◆ **What to do**
In the data below, which lines hold "this"? Copy every one.

[Web page and app entries]
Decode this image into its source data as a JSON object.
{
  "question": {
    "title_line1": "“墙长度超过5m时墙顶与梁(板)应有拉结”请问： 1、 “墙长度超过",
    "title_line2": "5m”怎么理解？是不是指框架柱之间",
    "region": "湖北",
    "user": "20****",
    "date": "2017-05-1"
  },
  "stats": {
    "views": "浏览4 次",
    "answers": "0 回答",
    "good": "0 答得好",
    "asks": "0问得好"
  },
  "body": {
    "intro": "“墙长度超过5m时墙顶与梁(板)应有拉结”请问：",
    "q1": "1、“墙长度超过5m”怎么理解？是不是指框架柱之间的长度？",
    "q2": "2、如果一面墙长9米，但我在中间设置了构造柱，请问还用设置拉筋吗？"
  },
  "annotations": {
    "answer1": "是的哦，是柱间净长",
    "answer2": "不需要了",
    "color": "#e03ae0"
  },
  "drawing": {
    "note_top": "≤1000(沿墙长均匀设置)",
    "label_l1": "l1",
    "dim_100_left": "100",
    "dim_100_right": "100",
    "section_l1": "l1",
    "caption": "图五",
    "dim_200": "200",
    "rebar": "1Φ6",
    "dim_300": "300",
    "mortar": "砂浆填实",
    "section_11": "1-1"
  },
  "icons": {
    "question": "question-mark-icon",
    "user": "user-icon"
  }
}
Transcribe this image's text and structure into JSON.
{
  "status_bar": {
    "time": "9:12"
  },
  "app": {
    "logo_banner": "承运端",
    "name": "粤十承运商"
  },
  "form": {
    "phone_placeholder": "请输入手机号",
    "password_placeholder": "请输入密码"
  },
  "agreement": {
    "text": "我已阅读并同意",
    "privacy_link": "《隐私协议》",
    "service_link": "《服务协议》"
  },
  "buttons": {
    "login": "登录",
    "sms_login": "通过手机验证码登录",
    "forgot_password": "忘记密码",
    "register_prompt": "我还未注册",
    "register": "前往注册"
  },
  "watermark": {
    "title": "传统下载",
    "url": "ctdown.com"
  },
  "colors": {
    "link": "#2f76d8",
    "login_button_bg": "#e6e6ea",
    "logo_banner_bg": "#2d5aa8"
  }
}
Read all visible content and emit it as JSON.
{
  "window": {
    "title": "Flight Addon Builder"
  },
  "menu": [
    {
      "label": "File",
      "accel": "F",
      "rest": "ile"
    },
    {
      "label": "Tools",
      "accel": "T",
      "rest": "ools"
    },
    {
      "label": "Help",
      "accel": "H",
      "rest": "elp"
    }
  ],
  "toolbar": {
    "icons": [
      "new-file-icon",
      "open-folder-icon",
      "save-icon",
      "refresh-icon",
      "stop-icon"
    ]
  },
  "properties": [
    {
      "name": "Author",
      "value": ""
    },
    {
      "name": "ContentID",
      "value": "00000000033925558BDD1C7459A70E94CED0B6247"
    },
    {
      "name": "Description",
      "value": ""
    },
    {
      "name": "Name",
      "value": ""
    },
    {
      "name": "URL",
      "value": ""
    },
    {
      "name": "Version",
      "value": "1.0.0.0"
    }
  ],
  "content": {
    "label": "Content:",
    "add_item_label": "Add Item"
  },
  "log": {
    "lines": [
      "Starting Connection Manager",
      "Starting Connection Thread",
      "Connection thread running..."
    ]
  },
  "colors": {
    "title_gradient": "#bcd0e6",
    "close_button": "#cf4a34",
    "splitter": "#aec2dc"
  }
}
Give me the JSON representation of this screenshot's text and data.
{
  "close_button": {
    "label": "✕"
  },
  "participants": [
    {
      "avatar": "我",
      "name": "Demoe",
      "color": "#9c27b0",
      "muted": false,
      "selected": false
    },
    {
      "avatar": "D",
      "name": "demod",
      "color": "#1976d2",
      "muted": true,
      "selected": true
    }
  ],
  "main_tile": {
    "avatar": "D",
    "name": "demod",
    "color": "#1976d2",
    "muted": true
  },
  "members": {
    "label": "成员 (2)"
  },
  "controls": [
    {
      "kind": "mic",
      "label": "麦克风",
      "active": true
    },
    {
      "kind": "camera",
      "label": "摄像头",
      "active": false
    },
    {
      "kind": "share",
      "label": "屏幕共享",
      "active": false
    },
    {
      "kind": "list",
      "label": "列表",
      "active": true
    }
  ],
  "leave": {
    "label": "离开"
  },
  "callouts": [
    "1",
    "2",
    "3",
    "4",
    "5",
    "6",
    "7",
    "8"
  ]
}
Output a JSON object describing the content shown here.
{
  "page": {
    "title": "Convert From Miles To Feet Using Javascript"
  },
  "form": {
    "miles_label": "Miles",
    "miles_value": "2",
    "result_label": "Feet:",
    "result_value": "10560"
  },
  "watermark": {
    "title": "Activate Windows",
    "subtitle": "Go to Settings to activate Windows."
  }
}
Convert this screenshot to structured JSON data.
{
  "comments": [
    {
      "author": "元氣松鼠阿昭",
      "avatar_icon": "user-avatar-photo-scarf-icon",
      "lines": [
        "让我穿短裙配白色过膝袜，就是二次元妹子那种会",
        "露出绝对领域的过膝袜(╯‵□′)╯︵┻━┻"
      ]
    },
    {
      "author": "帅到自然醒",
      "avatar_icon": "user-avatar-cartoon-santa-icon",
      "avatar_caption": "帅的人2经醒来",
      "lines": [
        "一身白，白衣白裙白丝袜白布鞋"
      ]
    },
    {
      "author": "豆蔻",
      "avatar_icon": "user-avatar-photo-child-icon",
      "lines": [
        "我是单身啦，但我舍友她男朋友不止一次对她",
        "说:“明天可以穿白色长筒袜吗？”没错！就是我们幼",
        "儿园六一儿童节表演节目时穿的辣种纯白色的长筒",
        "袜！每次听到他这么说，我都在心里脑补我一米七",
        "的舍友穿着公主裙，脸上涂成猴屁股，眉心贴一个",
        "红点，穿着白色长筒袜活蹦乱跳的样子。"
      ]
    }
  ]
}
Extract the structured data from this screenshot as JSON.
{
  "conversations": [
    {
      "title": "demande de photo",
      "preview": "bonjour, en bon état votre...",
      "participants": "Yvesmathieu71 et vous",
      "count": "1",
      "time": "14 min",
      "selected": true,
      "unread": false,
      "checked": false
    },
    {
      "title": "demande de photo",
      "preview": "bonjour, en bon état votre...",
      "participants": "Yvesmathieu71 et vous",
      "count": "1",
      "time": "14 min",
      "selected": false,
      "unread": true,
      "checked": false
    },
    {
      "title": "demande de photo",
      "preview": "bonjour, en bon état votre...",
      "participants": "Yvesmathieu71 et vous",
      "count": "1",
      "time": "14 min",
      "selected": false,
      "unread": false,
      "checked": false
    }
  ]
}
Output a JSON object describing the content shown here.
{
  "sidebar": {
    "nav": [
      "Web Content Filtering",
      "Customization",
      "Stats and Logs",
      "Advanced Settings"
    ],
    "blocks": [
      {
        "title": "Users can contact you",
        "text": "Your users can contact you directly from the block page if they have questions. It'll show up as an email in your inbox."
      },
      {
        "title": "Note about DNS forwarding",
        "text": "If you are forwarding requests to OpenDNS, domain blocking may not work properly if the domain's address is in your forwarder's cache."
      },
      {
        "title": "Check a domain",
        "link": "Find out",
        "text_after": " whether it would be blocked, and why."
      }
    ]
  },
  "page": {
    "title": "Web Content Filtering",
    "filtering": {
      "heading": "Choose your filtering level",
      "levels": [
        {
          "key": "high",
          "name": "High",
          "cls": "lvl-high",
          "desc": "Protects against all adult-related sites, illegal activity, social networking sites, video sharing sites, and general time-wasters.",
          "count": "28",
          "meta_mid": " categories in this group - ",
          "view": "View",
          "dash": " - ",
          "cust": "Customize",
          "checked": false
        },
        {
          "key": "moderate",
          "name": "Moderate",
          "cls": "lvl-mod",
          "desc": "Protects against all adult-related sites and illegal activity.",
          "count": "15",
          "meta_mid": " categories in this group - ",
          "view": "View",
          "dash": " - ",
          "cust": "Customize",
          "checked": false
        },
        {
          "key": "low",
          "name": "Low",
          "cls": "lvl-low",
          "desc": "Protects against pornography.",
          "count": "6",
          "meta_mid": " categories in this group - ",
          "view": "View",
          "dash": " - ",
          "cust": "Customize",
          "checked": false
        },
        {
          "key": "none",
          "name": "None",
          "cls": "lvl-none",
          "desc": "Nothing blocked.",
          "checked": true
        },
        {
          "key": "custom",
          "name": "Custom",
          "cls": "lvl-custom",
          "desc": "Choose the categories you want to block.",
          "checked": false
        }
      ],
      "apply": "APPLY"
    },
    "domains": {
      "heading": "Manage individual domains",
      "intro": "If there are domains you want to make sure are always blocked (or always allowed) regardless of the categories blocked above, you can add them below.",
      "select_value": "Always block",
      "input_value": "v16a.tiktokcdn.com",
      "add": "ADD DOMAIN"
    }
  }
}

◆ **Task result**
Decode this image into its source data as a JSON object.
Transcribe this image's text and structure into JSON.
Give me the JSON representation of this screenshot's text and data.
Convert this screenshot to structured JSON data.
Extract the structured data from this screenshot as JSON.
          "meta_mid": " categories in this group - ",
          "meta_mid": " categories in this group - ",
          "meta_mid": " categories in this group - ",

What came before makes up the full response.